According to research, it seems to be merely a tale.
Still, people have gone missing and it’s to no surprise, once you look at a map.
There’s only a small section of these catacombs open to tours, but it’s said that locals may use the cold, safe space as a wine cellar.
In another sense, you could say that the tunnels in Paris are the largest catacombs, but not in physical size.
Where Is the Most Famous Catacomb?
Stretching 185 miles beneath Paris, France, you’ll find the most popular catacombs in the world.
These underground passageways, unlike in Odessa, were transformed into burial sites out of necessity.
At the end of the 18th century, long after these passages were excavated, the Parisians needed to move human remains from overcrowded cemeteries into a more isolated place.

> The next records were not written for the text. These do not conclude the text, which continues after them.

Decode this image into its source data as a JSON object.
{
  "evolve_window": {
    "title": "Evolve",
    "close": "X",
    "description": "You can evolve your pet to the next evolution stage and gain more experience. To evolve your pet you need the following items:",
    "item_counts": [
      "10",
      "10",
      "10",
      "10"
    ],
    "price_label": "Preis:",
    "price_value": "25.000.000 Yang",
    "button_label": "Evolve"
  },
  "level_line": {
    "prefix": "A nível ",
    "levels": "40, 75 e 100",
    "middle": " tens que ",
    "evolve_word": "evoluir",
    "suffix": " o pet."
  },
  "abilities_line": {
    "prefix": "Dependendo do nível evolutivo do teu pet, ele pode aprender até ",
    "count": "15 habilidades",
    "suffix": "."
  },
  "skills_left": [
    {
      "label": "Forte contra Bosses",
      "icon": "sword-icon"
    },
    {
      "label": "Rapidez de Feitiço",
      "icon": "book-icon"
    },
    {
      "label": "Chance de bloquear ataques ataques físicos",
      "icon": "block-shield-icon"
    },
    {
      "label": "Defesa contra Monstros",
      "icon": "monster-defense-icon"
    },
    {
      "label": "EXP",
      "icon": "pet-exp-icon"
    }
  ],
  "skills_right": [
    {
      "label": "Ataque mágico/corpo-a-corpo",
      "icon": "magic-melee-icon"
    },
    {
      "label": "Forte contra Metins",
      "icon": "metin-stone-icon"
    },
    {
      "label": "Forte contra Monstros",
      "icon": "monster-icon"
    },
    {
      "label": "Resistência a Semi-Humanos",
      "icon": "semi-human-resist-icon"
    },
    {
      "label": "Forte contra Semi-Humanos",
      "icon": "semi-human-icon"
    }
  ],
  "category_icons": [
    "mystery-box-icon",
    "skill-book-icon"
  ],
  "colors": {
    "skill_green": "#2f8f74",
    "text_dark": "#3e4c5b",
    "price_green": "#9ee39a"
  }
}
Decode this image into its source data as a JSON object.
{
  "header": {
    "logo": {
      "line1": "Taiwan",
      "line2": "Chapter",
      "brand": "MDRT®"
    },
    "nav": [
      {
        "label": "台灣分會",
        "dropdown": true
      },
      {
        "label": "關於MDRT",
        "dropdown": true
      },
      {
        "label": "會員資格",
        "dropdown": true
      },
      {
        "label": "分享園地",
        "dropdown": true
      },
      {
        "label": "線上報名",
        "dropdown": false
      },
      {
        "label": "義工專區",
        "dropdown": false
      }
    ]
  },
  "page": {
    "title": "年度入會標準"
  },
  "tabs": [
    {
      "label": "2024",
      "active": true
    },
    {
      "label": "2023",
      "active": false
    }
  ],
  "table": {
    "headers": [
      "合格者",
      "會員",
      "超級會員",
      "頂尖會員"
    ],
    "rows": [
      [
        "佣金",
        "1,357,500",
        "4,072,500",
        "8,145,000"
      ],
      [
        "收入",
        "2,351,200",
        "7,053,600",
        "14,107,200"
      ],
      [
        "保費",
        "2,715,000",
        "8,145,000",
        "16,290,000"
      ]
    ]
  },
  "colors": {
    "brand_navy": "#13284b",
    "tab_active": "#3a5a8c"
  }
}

The catacombs seemed like a perfect place, so with major efforts, 6 million human remains were transported underground.
They’re still there today, too, behind an entranceway that reads in French: “Stop! This is the empire of death.”
You can visit this historic site and see the bone walls and decor yourself. There are a few hundred feet of catacomb passages open for the public to tour the catacombs.
The largest and most popular don’t have the age that another catacomb site does in Malta.
Where Is the Oldest Catacomb?
Journey to Rabat, Malta to see the oldest discovered catacombs.
These excavations date back to 7 BC, but there have been many changes to them since then.
A notable (and beautiful) aspect of these burial grounds is that many families were buried together, showing the importance of blood bonds.
There are even features in the catacombs that allowed for loved ones to visit their dead beloveds by eating meals at long, ceremonial tables.
Something also telling of the time is that people of different cultures were buried together — no matter is they were Pagan, Christian, or Jewish.
The cultures of the time in Malta seemed to understand the importance of love and acceptance at the time of death.
They aren’t the only ones who reflected deeply on death. We see that those involved with the Chapel of Bones in Portugal did the same.
Where Is the Chapel of Bones?
Capela Dos Ossos, or the Chapel of Bones, is in Evora, Portugal.
Some of the walls of the catacombs, similar to those in Paris, are covered in bones.
It’s said that these were built in the 16th century by a Catholic priest. He hoped to evoke a sense of deep contemplation surrounding the impermanent nature of life. This ideal is reflected in writing across some walls.
What’s incredible about these catacombs is that many of them are extremely old but are only being rediscovered within the past few hundred years.
In fact, we’ve recently discovered new catacombs in the Czech Republic.
Where Is the Most Recently Discovered Catacomb?
Believe it or not, there was a newly discovered burial place in 2001 — the Brno Ossuary in the Czech Republic.
Technically, this isn’t a catacomb but a container for burial. That being said, it’s worth noting for two reasons.
The first is that aside from the Paris catacombs, this ossuary beneath St. Jacob’s Square holds the remains of more than 50,000 people. This makes it the second-largest ossuary in all of Europe.
The second reason why it’s important to note is the fact that it was discovered so recently.
That implies that there are perhaps many more secrets beneath the surface that have yet to be discovered.
Go Beneath the Surface to Experience Another Time
Now that you can answer, where is the world’s largest catacomb, you may be wondering: “why would I want to go to one of these places full of human remains?”
The answer seems to be the fact that you may gain a greater understanding of the human condition and our inevitable death by understanding how cultures of other times dealt with it.
This may evoke deep contemplation. Conversely, you may want to go simply to say that you’ve been to an ancient burial site, giving you material for the next ghost story you tell your friends.
Or, it may fulfill the needs of your inner history buff.
Regardless, the adventure is up to you. If you’re interested in visiting catacombs, do some research to find out which one suits your curiosity.
In the meantime, keep reading our blog for more things related to travel.